:: TASK GOAL ::
Where the line containing "Give me the" appears in the entries below, begin there and output every line through the last, exactly, minus the pictures.

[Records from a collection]
________________

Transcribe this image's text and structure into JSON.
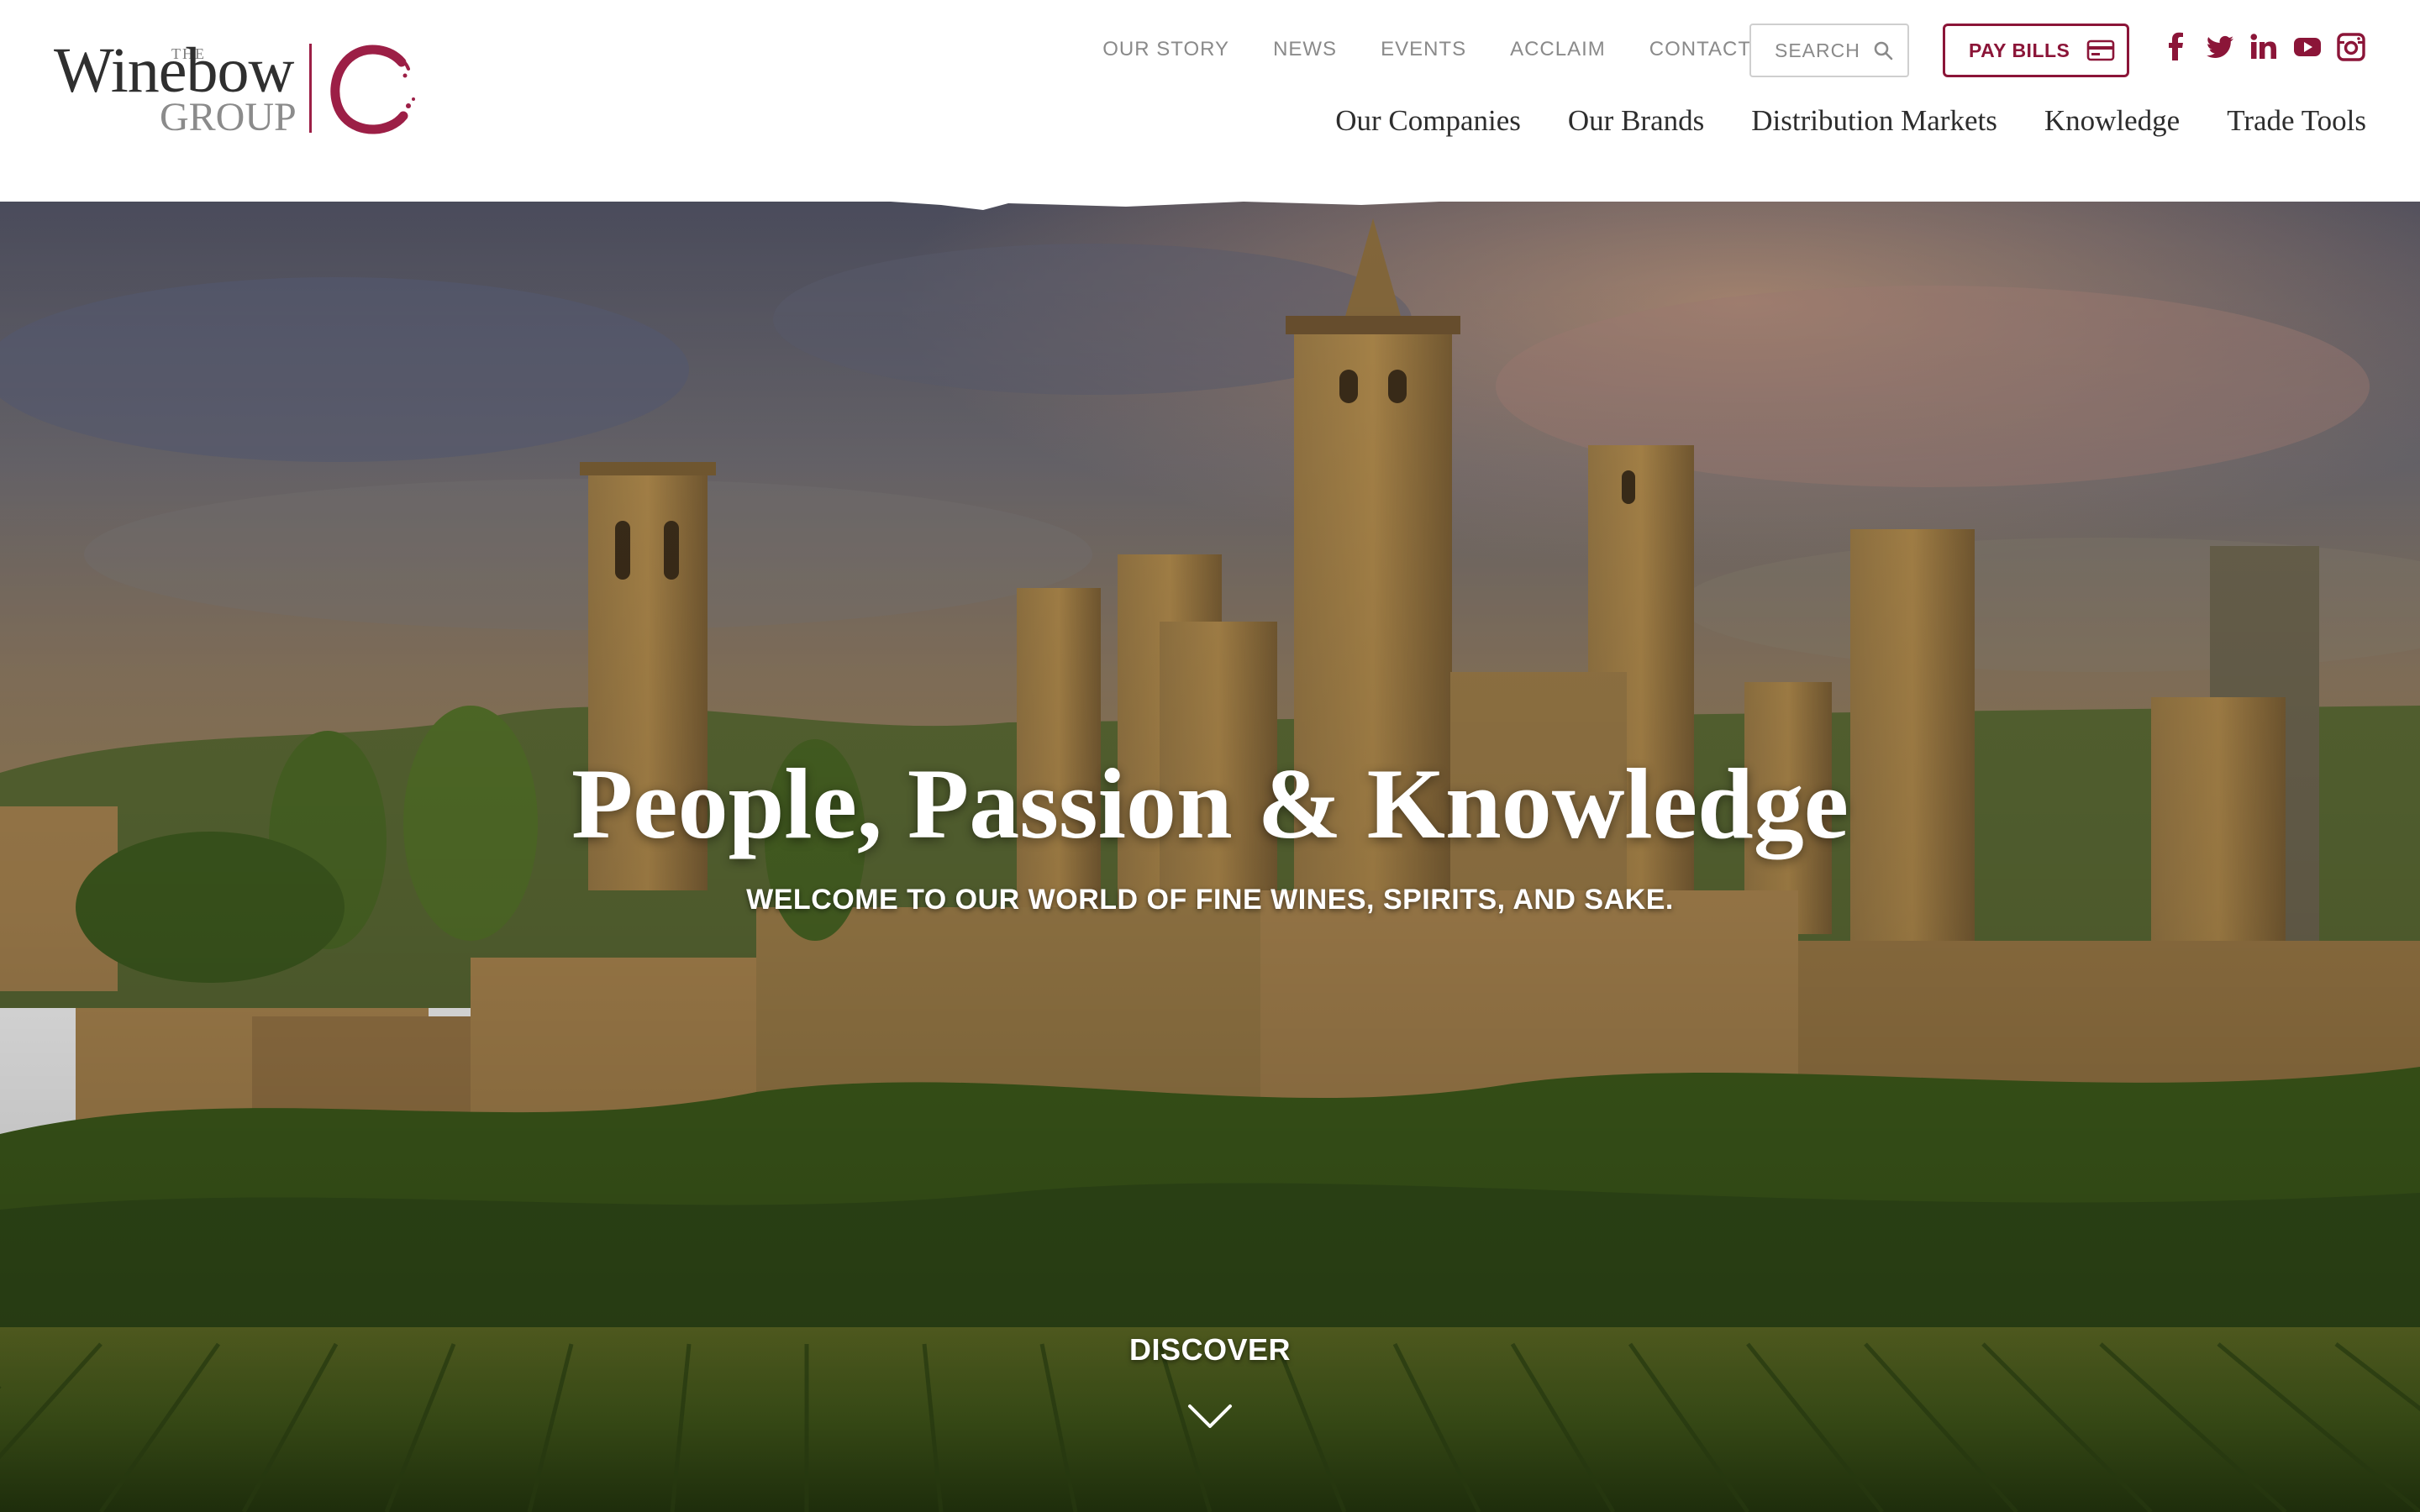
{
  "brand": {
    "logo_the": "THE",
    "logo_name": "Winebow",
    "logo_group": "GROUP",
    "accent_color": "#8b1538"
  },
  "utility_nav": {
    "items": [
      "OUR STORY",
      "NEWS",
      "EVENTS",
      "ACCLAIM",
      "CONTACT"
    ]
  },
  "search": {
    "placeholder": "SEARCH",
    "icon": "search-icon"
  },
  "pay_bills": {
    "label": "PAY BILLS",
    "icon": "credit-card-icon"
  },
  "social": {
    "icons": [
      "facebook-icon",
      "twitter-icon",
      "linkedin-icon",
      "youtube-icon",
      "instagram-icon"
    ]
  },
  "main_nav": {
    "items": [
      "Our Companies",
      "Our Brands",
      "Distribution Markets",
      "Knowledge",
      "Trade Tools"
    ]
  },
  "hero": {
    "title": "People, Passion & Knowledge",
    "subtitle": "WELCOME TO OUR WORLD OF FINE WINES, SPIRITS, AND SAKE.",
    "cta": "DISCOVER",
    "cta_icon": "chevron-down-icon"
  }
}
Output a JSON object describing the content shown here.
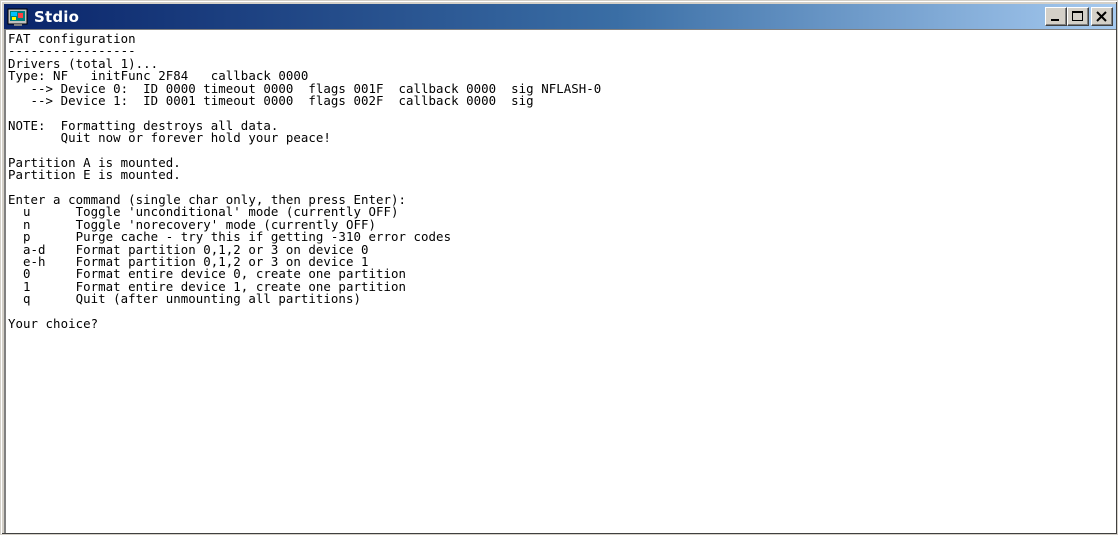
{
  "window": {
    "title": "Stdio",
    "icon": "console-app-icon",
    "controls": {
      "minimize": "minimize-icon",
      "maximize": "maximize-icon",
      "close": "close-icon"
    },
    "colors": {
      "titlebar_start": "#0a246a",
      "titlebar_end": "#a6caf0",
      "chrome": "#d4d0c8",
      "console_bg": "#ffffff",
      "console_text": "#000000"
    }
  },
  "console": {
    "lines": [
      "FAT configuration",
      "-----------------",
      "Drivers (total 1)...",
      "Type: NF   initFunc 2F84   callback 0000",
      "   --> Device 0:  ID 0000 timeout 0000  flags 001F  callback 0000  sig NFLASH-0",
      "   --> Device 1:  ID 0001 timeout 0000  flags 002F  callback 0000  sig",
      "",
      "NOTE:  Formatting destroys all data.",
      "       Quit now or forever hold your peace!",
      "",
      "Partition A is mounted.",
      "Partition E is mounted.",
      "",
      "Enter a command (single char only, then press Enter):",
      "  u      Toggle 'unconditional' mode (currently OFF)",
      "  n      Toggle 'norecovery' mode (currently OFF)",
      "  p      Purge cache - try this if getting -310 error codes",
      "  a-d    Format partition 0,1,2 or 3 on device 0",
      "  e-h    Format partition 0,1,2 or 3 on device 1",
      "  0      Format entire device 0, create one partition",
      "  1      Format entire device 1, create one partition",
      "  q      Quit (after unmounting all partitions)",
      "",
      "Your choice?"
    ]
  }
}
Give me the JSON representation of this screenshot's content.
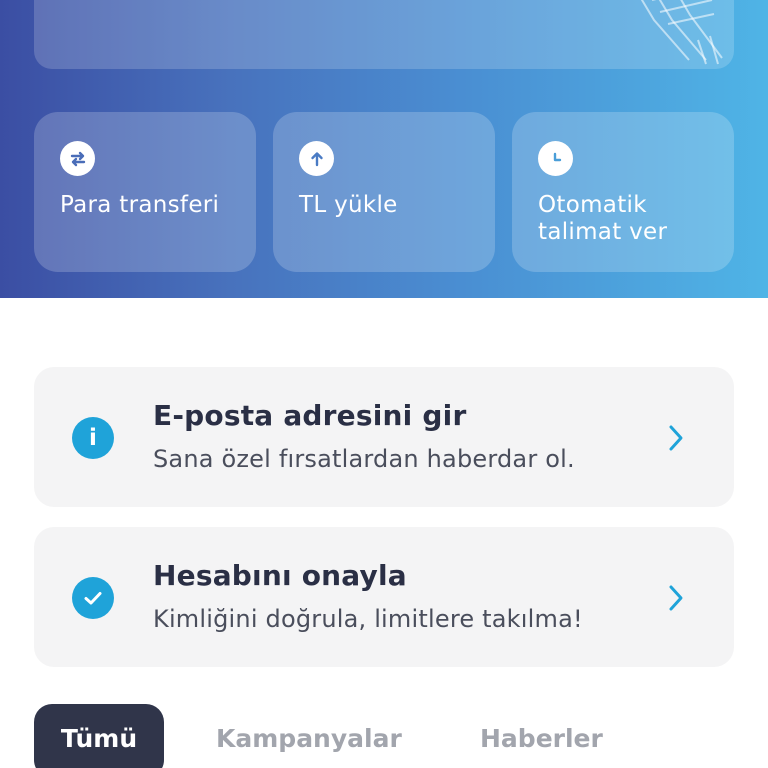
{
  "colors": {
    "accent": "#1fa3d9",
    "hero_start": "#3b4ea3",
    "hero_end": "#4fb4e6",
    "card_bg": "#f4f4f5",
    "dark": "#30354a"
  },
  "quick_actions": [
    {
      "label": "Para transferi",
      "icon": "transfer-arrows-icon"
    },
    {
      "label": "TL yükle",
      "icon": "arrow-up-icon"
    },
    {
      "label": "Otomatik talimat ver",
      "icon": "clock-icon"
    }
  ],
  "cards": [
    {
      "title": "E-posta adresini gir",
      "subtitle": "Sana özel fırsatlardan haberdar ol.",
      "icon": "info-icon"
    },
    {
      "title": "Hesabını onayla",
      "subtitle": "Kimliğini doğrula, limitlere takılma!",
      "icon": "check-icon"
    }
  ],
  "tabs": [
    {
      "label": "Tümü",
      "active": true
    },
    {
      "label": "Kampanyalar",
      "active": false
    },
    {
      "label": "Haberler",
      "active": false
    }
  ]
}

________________

:: TASK OUTPUT ::
Give me the JSON representation of this screenshot's content.
{
  "colors": {
    "accent": "#1fa3d9",
    "hero_start": "#3b4ea3",
    "hero_end": "#4fb4e6",
    "card_bg": "#f4f4f5",
    "dark": "#30354a"
  },
  "quick_actions": [
    {
      "label": "Para transferi",
      "icon": "transfer-arrows-icon"
    },
    {
      "label": "TL yükle",
      "icon": "arrow-up-icon"
    },
    {
      "label": "Otomatik talimat ver",
      "icon": "clock-icon"
    }
  ],
  "cards": [
    {
      "title": "E-posta adresini gir",
      "subtitle": "Sana özel fırsatlardan haberdar ol.",
      "icon": "info-icon"
    },
    {
      "title": "Hesabını onayla",
      "subtitle": "Kimliğini doğrula, limitlere takılma!",
      "icon": "check-icon"
    }
  ],
  "tabs": [
    {
      "label": "Tümü",
      "active": true
    },
    {
      "label": "Kampanyalar",
      "active": false
    },
    {
      "label": "Haberler",
      "active": false
    }
  ]
}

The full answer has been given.